I Could Cite… • I could also cite famous groups that have gone flat, sharp, and even both within a single piece. This has to do with many factors, one of which is certainly this idea of temperament and tuning. You see, what we hear from a piano (or pitch pipe) is not a perfect fifth. The tuning of the pitches on a piano are slightly “bent” to have each of the 12 notes of the chromatic scale equally spaced apart, one from the next. (Hence, why it is called “equal temperament”.) So, if you sing certain intervals as an a cappella choir, tuning precisely a fifth, and then the next interval, or even if you approximate the pitch, there is a little drift to be expected. To illustrate this point, I did a little test with my choir: on YouTube a few years ago, I ran across a video claiming that there was a little musical puzzle that was “mathematically impossible” to stay on pitch. You can watch the video here:
My Choir’s Attempt • I think Adam Neely gives a pretty good outline of the problem … and what might happen with the pitch.

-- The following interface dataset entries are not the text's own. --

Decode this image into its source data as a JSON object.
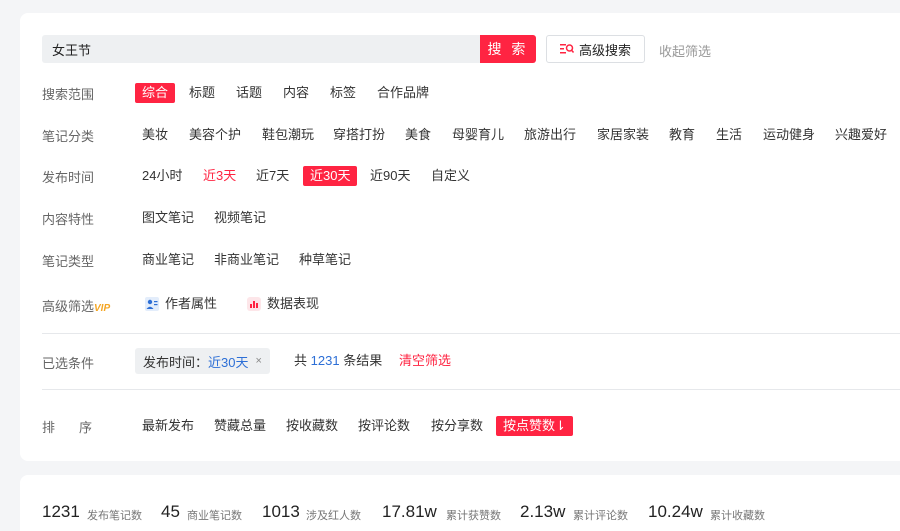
{
  "search": {
    "value": "女王节",
    "button_label": "搜 索",
    "advanced_label": "高级搜索",
    "collapse_label": "收起筛选"
  },
  "rows": {
    "scope": {
      "label": "搜索范围",
      "options": [
        "综合",
        "标题",
        "话题",
        "内容",
        "标签",
        "合作品牌"
      ]
    },
    "category": {
      "label": "笔记分类",
      "options": [
        "美妆",
        "美容个护",
        "鞋包潮玩",
        "穿搭打扮",
        "美食",
        "母婴育儿",
        "旅游出行",
        "家居家装",
        "教育",
        "生活",
        "运动健身",
        "兴趣爱好"
      ]
    },
    "time": {
      "label": "发布时间",
      "options": [
        "24小时",
        "近3天",
        "近7天",
        "近30天",
        "近90天",
        "自定义"
      ]
    },
    "content": {
      "label": "内容特性",
      "options": [
        "图文笔记",
        "视频笔记"
      ]
    },
    "type": {
      "label": "笔记类型",
      "options": [
        "商业笔记",
        "非商业笔记",
        "种草笔记"
      ]
    },
    "advanced": {
      "label": "高级筛选",
      "vip": "VIP",
      "options": [
        "作者属性",
        "数据表现"
      ]
    }
  },
  "selected": {
    "label": "已选条件",
    "chip_key": "发布时间：",
    "chip_value": "近30天",
    "chip_close": "×",
    "result_prefix": "共",
    "result_count": "1231",
    "result_suffix": "条结果",
    "clear_label": "清空筛选"
  },
  "sort": {
    "label_a": "排",
    "label_b": "序",
    "options": [
      "最新发布",
      "赞藏总量",
      "按收藏数",
      "按评论数",
      "按分享数",
      "按点赞数⇂"
    ]
  },
  "stats": [
    {
      "value": "1231",
      "label": "发布笔记数"
    },
    {
      "value": "45",
      "label": "商业笔记数"
    },
    {
      "value": "1013",
      "label": "涉及红人数"
    },
    {
      "value": "17.81w",
      "label": "累计获赞数"
    },
    {
      "value": "2.13w",
      "label": "累计评论数"
    },
    {
      "value": "10.24w",
      "label": "累计收藏数"
    }
  ],
  "colors": {
    "accent": "#ff2442",
    "link": "#2d6fd6",
    "vip": "#f5a623"
  }
}
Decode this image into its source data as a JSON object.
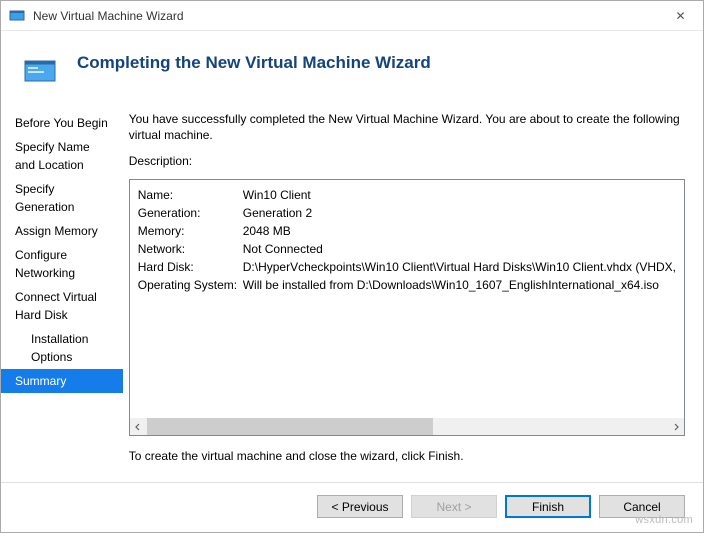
{
  "window": {
    "title": "New Virtual Machine Wizard",
    "close_glyph": "✕"
  },
  "header": {
    "title": "Completing the New Virtual Machine Wizard"
  },
  "sidebar": {
    "items": [
      {
        "label": "Before You Begin",
        "sub": false,
        "selected": false
      },
      {
        "label": "Specify Name and Location",
        "sub": false,
        "selected": false
      },
      {
        "label": "Specify Generation",
        "sub": false,
        "selected": false
      },
      {
        "label": "Assign Memory",
        "sub": false,
        "selected": false
      },
      {
        "label": "Configure Networking",
        "sub": false,
        "selected": false
      },
      {
        "label": "Connect Virtual Hard Disk",
        "sub": false,
        "selected": false
      },
      {
        "label": "Installation Options",
        "sub": true,
        "selected": false
      },
      {
        "label": "Summary",
        "sub": false,
        "selected": true
      }
    ]
  },
  "content": {
    "intro": "You have successfully completed the New Virtual Machine Wizard. You are about to create the following virtual machine.",
    "description_label": "Description:",
    "rows": [
      {
        "key": "Name:",
        "value": "Win10 Client"
      },
      {
        "key": "Generation:",
        "value": "Generation 2"
      },
      {
        "key": "Memory:",
        "value": "2048 MB"
      },
      {
        "key": "Network:",
        "value": "Not Connected"
      },
      {
        "key": "Hard Disk:",
        "value": "D:\\HyperVcheckpoints\\Win10 Client\\Virtual Hard Disks\\Win10 Client.vhdx (VHDX,"
      },
      {
        "key": "Operating System:",
        "value": "Will be installed from D:\\Downloads\\Win10_1607_EnglishInternational_x64.iso"
      }
    ],
    "closing": "To create the virtual machine and close the wizard, click Finish."
  },
  "buttons": {
    "previous": "< Previous",
    "next": "Next >",
    "finish": "Finish",
    "cancel": "Cancel"
  },
  "watermark": "wsxdn.com"
}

I recorded my choir trying out the little “puzzle” for themselves to see if the pitch would drift at all:
* Mp3 Download • Benedetti’s Puzzle

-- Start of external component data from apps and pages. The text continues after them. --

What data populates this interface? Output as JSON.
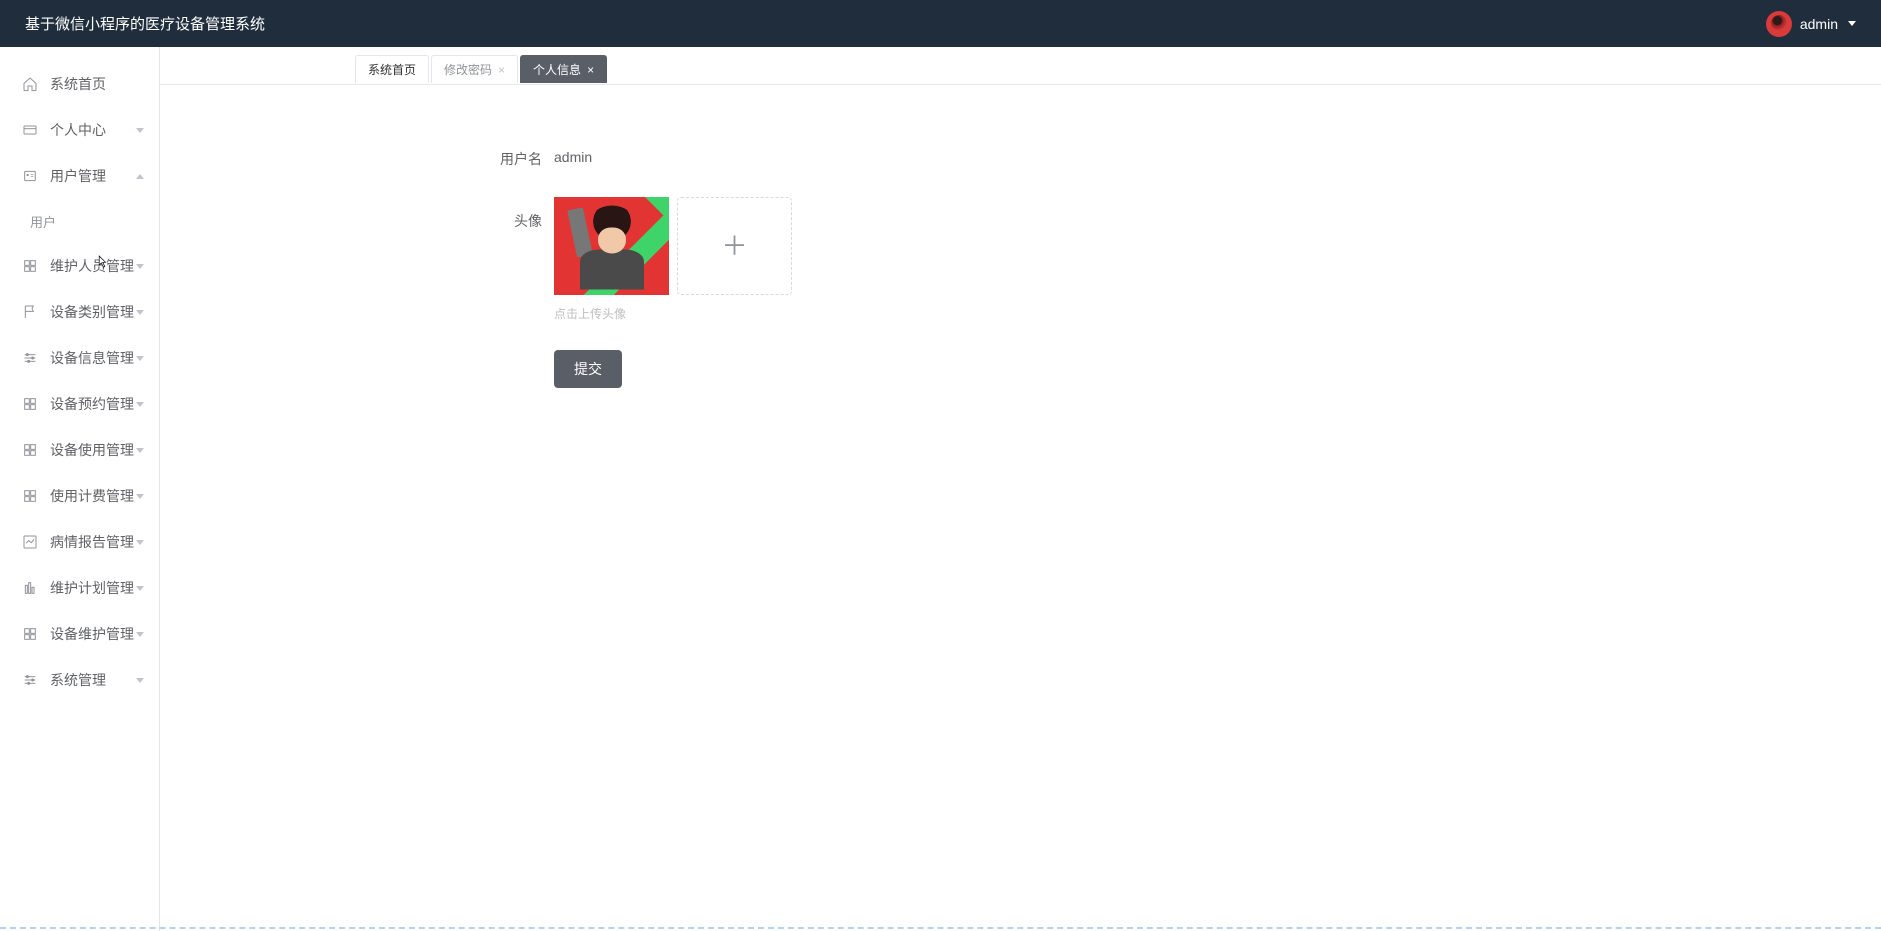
{
  "header": {
    "title": "基于微信小程序的医疗设备管理系统",
    "username": "admin"
  },
  "sidebar": {
    "items": [
      {
        "label": "系统首页",
        "icon": "home",
        "expandable": false
      },
      {
        "label": "个人中心",
        "icon": "card",
        "expandable": true,
        "expanded": false
      },
      {
        "label": "用户管理",
        "icon": "users",
        "expandable": true,
        "expanded": true,
        "children": [
          {
            "label": "用户"
          }
        ]
      },
      {
        "label": "维护人员管理",
        "icon": "grid",
        "expandable": true,
        "expanded": false
      },
      {
        "label": "设备类别管理",
        "icon": "flag",
        "expandable": true,
        "expanded": false
      },
      {
        "label": "设备信息管理",
        "icon": "sliders",
        "expandable": true,
        "expanded": false
      },
      {
        "label": "设备预约管理",
        "icon": "grid",
        "expandable": true,
        "expanded": false
      },
      {
        "label": "设备使用管理",
        "icon": "grid",
        "expandable": true,
        "expanded": false
      },
      {
        "label": "使用计费管理",
        "icon": "grid",
        "expandable": true,
        "expanded": false
      },
      {
        "label": "病情报告管理",
        "icon": "chart",
        "expandable": true,
        "expanded": false
      },
      {
        "label": "维护计划管理",
        "icon": "bars",
        "expandable": true,
        "expanded": false
      },
      {
        "label": "设备维护管理",
        "icon": "grid",
        "expandable": true,
        "expanded": false
      },
      {
        "label": "系统管理",
        "icon": "sliders",
        "expandable": true,
        "expanded": false
      }
    ]
  },
  "tabs": [
    {
      "label": "系统首页",
      "closable": false,
      "active": false
    },
    {
      "label": "修改密码",
      "closable": true,
      "active": false
    },
    {
      "label": "个人信息",
      "closable": true,
      "active": true
    }
  ],
  "form": {
    "username_label": "用户名",
    "username_value": "admin",
    "avatar_label": "头像",
    "upload_hint": "点击上传头像",
    "submit_label": "提交"
  }
}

—Benedetti (Italian mathematician) shared this with composer Cipriano de Rore.
Results Revealed • Notice anything? We didn’t go sharp!!! That illustrates another issue at play: pitch memory and muscle memory. Rather than saying my choir has bad pitch perception, I’d say the piece is too short and too simple for any pitch drift. Each singer remembers the pitch they were singing and went straight back to it. Maybe you can try this with your choir as a little warm up piece … and then see if they drift sharp. It would be interesting to get some more instances of choirs singing it. (Hint hint.)
Back To Marenzio • Let’s go back to Marenzio’s Salve Regina. Perhaps there’s a subtle mathematical or musical bent in the harmonies that facilitate a downward tilt? I don’t know—but the pitch memory of the group was strong—since each time the choir went down nearly to a half step each time the pitch was reset (there are three sections to the Salve Regina). Because of certain restraints and constrictions, we weren’t able to record the entire piece from beginning to end. Maestro Ostrovsky promised it wouldn’t be an issue, but he was mistaken. We can punish him later!
To lay out everything I’ve said so far:
- Sometimes pitch drift happens
- Sometimes it’s because the choir is bad (but not necessarily)
- Sometimes it’s because the choir is so good, that it drifts because of complicated ‘maths’
- Sometimes the choir doesn’t drift, because they remember the pitch
- Sometimes the choir does drift because they remember where they drifted to
My Main Point • So what’s my point? I don’t believe that any choir must measure success in singing a piece of music by how well they stayed on pitch. Certainly losing the pitch is catastrophic; but, as you hear in the recording of the Salve Regina, no one lost the pitch. Rather, each part responded and tuned to the other parts singing. This active, listening and engaged singing led us all to drift down and settle a half-step lower than we started.
Intriguing Question • Would we have gone down that far if we had started the pitch down a notch? I’ve sung in choirs where that is the case, and the choir is just drifting flat on a certain day. At times, I’ve also noticed choirs hold the pitch perfectly when we start the piece down (or up) to where we eventually go anyways.
Final Consideration • One last consideration: this recording was made Friday afternoon, after a week of intense study and work, including countless conferences, breakouts, Masses, Vespers, masterclasses, meals, and conversations. It’s also possible we were just tired from an amazing week and drifted flat. So … there’s that as well. Happy drifting!